Shares of Volkswagen AG jumped an eye-popping 93 percent on Tuesday after a similar surge the day before. Speculation on the reason centered on hedge funds needing to unwind bad bets on the share’s direction.
The immediate rise in VW share value — at one point, its market capitalization made it more valuable than Exxon Corp. — prompted German regulators to declare they were looking into the reasons for the explosive growth.
The surge came amid reports that hedge funds had been forced to buy scarce shares at high prices after mistakenly betting the shares would fall.
But with Porsche now holding nearly 43 percent of the company, and options to reach 75 percent by next year, that left a shortage of shares. If investors had shorted the stock by selling borrowed shares, they would need to buy shares in order to complete the deal.
On Sunday, Porsche Automobile Holding SE, which owns the company that makes the 911, Cayenne and upcoming Panamera sedan, said it increased its stake in VW to nearly 43 percent plus options, with an eye toward 50 percent by the end of 2008.
That started pushing VW shares into the stratosphere. On Monday, they were up nearly 147 percent to close at 520 euros ($651.35) compared with Friday’s closing price of 210.85 euros ($264.41).

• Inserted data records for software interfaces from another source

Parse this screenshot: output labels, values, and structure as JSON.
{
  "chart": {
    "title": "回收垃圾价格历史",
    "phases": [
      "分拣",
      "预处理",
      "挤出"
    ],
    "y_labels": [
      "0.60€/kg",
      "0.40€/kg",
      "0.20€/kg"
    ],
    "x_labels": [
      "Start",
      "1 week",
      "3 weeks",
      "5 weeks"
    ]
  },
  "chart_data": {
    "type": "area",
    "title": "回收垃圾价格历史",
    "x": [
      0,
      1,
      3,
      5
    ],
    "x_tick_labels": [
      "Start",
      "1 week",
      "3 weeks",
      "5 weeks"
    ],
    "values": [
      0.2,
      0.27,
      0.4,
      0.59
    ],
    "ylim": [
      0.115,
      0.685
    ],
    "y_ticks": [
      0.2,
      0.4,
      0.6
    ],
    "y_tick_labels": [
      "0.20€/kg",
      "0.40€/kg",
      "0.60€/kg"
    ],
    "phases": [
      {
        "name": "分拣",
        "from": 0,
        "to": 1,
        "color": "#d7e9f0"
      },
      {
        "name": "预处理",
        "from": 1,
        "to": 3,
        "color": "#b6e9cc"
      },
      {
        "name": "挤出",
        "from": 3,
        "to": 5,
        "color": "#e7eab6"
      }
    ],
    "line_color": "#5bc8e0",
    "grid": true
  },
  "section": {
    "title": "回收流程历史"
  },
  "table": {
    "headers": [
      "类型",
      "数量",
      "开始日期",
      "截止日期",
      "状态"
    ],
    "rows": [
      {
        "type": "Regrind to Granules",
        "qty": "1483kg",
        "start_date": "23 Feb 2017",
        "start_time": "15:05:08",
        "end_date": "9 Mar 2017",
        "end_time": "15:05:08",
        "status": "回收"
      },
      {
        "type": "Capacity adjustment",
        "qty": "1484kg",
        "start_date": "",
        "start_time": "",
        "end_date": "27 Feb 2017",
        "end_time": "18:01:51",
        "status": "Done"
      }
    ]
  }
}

On Tuesday, Wolfsburg-based Volkswagen’s shares spiked as high as 1,005 euros ($1,256) in Frankfurt trading Tuesday, nearly doubling Monday’s close. At that level, Volkswagen was worth some 296 billion euros ($370.8 billion), greater than Exxon’s market cap of $343 billion.
They later settled back to close at 945 euros ($1,183.70) — a gain of 81.7 percent. Some 12.3 million shares traded hands Tuesday.
German financial markets regulator BaFin said it was looking into the recent history of Volkswagen share trading to see if there has been any market manipulation or insider trading. “Since September the Volkswagen share has gone up and down dramatically,” Anja Engelland, a spokeswoman, said.
“We’re looking at the trading, the history of the shares. We’ve been monitoring, and started analyzing since the beginning of October.”
She said BaFin is curious to see if “someone manipulated the market or was involved in insider trading. That doesn’t mean we’ve found anything. We’ll continue to check.”
The German state of Lower Saxony, where Volkswagen’s headquarters is based, holds just over 20 percent of the company’s shares. Analysts said that because Porsche has acquired a big part of Volkswagen’s shares, the amount of freely floating shares is low, at only 6 or 7 percent. Scarce supply of shares could exaggerate any market moves.
Ulrich Horstmann, an analyst with Bayerische Landesbank, did not believe the rapid surge could continue. He said Volkswagen shares would most likely fall in the next months because the fair value on Volkswagen is really closer to 150 euros ($187.50).
“The (rising share price) could be part of the speculation on Porsche’s options,” Horstmann said.
“We don’t have any information on the derivatives on the market or Porsche’s buying; we just know that they want 75 percent and that there aren’t many shares left,” he said. “It seems Porsche is really successful in the derivative business. It’s crazy and really untypical of the market.”
Another analyst said when a share price goes as high as 1,000 euros, ($1,250), one doesn’t have to have a large position to get burned.
“I suppose someone else is on the other side of the share’s movement and it’s probably painful; perhaps terminally for some,” he said.
Porsche was already Volkswagen’s biggest shareholder when it announced in the stake increase.
Stuttgart-based Porsche said “the goal remains, as long as the financial conditions are right” to increase its holding to 75 percent next year.
“Yesterday, VW has almost doubled its market capitalization,” said Oliver Roth, the director of equities trading at Close Brothers Seydler AG on Frankfurt exchange floor. “That’s crazy; they should stop trading that share.”
Torsten Baar, a spokesman for Frankfurt exchange operator Deutsche Boerse AG, said the Volkswagen stock would remain in trade as long as it still has a free float of 5 percent.
“We don’t know exactly where it is at the moment,” Baar said. “They’re close. Yesterday they were around 2 percent away from there.”
Baar said the exchange makes its free float calculations at the end of the trading day.
Porsche shares fell on Monday, but reversed course on Tuesday, rising nearly 10 percent to close at 46 euros ($57.61).
By GEORGE FREY
October 28, 2008, 5:33PM ET